“There, by the Ahava Canal, I proclaimed a fast, so that we might humble ourselves before our God and ask him for a safe journey for us and our children, with all our possessions. I was ashamed to ask the king for soldiers and horsemen to protect us from enemies on the road, because we had told the king, "The gracious hand of our God is on everyone who looks to him, but his great anger is against all who forsake him." So we fasted and petitioned our God about this, and he answered our prayer.” (Ezra 8:21-23)
e. Humble oneself before God.
“When Ahab heard these words, he tore his clothes, put on sackcloth and fasted. He lay in sackcloth and went around meekly. Then the word of the LORD came to Elijah the Tishbite: "Have you noticed how Ahab has humbled himself before me? Because he has humbled himself, I will not bring this disaster in his day, but I will bring it on his house in the days of his son." 1 Kings 21:27-29
f. Express concern for the work of God.
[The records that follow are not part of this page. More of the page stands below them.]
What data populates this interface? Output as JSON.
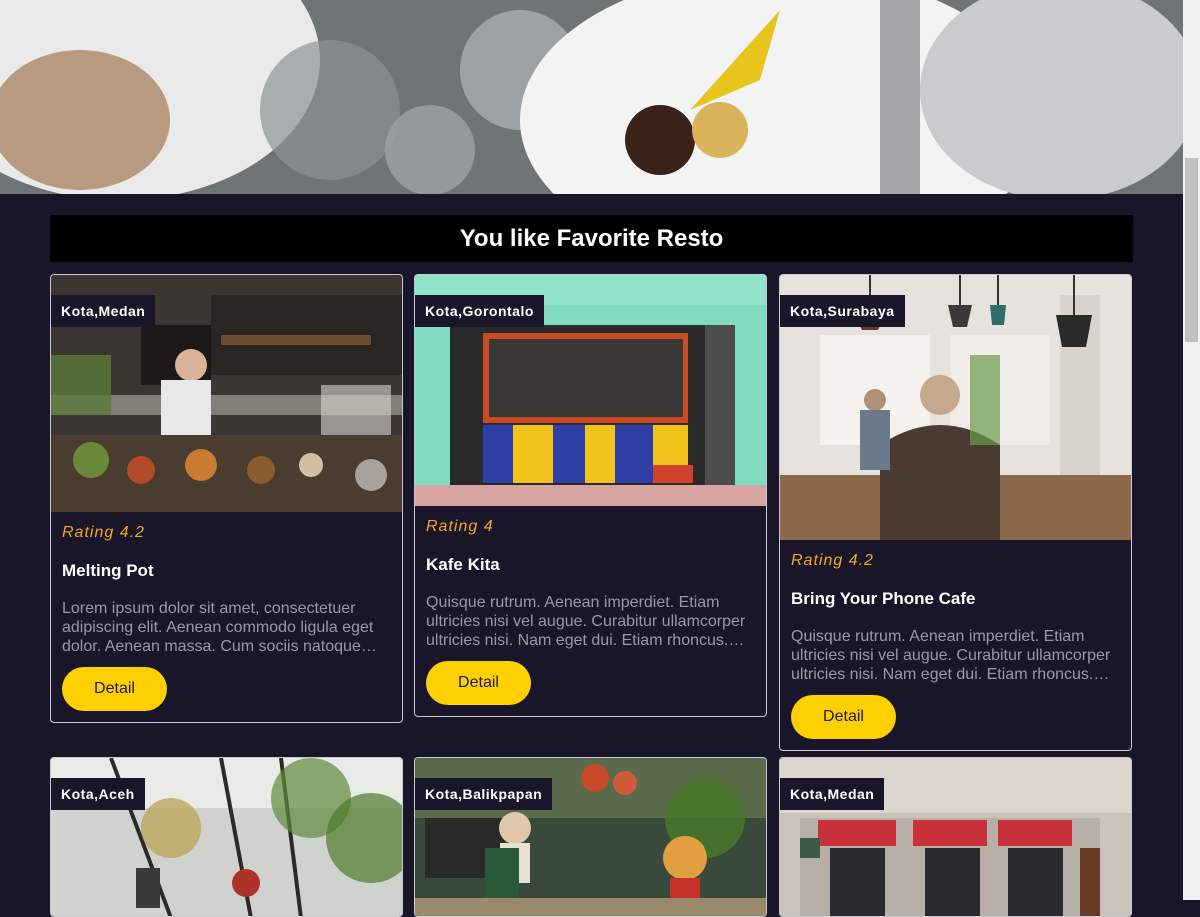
{
  "section": {
    "title": "You like Favorite Resto"
  },
  "restaurants": [
    {
      "city": "Kota,Medan",
      "rating": "Rating 4.2",
      "name": "Melting Pot",
      "description": "Lorem ipsum dolor sit amet, consectetuer adipiscing elit. Aenean commodo ligula eget dolor. Aenean massa. Cum sociis natoque penatibus et magnis dis parturient montes.",
      "detail_label": "Detail"
    },
    {
      "city": "Kota,Gorontalo",
      "rating": "Rating 4",
      "name": "Kafe Kita",
      "description": "Quisque rutrum. Aenean imperdiet. Etiam ultricies nisi vel augue. Curabitur ullamcorper ultricies nisi. Nam eget dui. Etiam rhoncus. Maecenas tempus.",
      "detail_label": "Detail"
    },
    {
      "city": "Kota,Surabaya",
      "rating": "Rating 4.2",
      "name": "Bring Your Phone Cafe",
      "description": "Quisque rutrum. Aenean imperdiet. Etiam ultricies nisi vel augue. Curabitur ullamcorper ultricies nisi. Nam eget dui. Etiam rhoncus. Maecenas tempus.",
      "detail_label": "Detail"
    },
    {
      "city": "Kota,Aceh"
    },
    {
      "city": "Kota,Balikpapan"
    },
    {
      "city": "Kota,Medan"
    }
  ],
  "colors": {
    "background": "#19162a",
    "accent": "#ffd000",
    "rating": "#f5a623"
  }
}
“They said to me, "Those who survived the exile and are back in the province are in great trouble and disgrace. The wall of Jerusalem is broken down, and its gates have been burned with fire. "When I heard these things, I sat down and wept. For some days I mourned and fasted and prayed before the God of heaven.” (Nehemiah 1:3-4)
g. Minister to the needs of others.
"Is not this the kind of fasting I have chosen: to loose the chains of injustice and untie the cords of the yoke, to set the oppressed free and break every yoke? Is it not to share your food with the hungry and to provide the poor wanderer with shelter—when you see the naked, to clothe him, and not to turn away from your own flesh and blood? Then your light will break forth like the dawn, and your healing will quickly appear; then your righteousness will go before you, and the glory of the LORD will be your rear guard.” (Isaiah 58:6-8)
h. In preparation for temptation and to dedicate yourself to God.
i. Love and worship.
“There was also a prophetess, Anna, the daughter of Phanuel, of the tribe of Asher. She was very old; she had lived with her husband seven years after her marriage, and then was a widow until she was eighty-four. She never left the temple but worshiped night and day, fasting and praying.” (Luke 2:36-37)
• Acts 13:1-3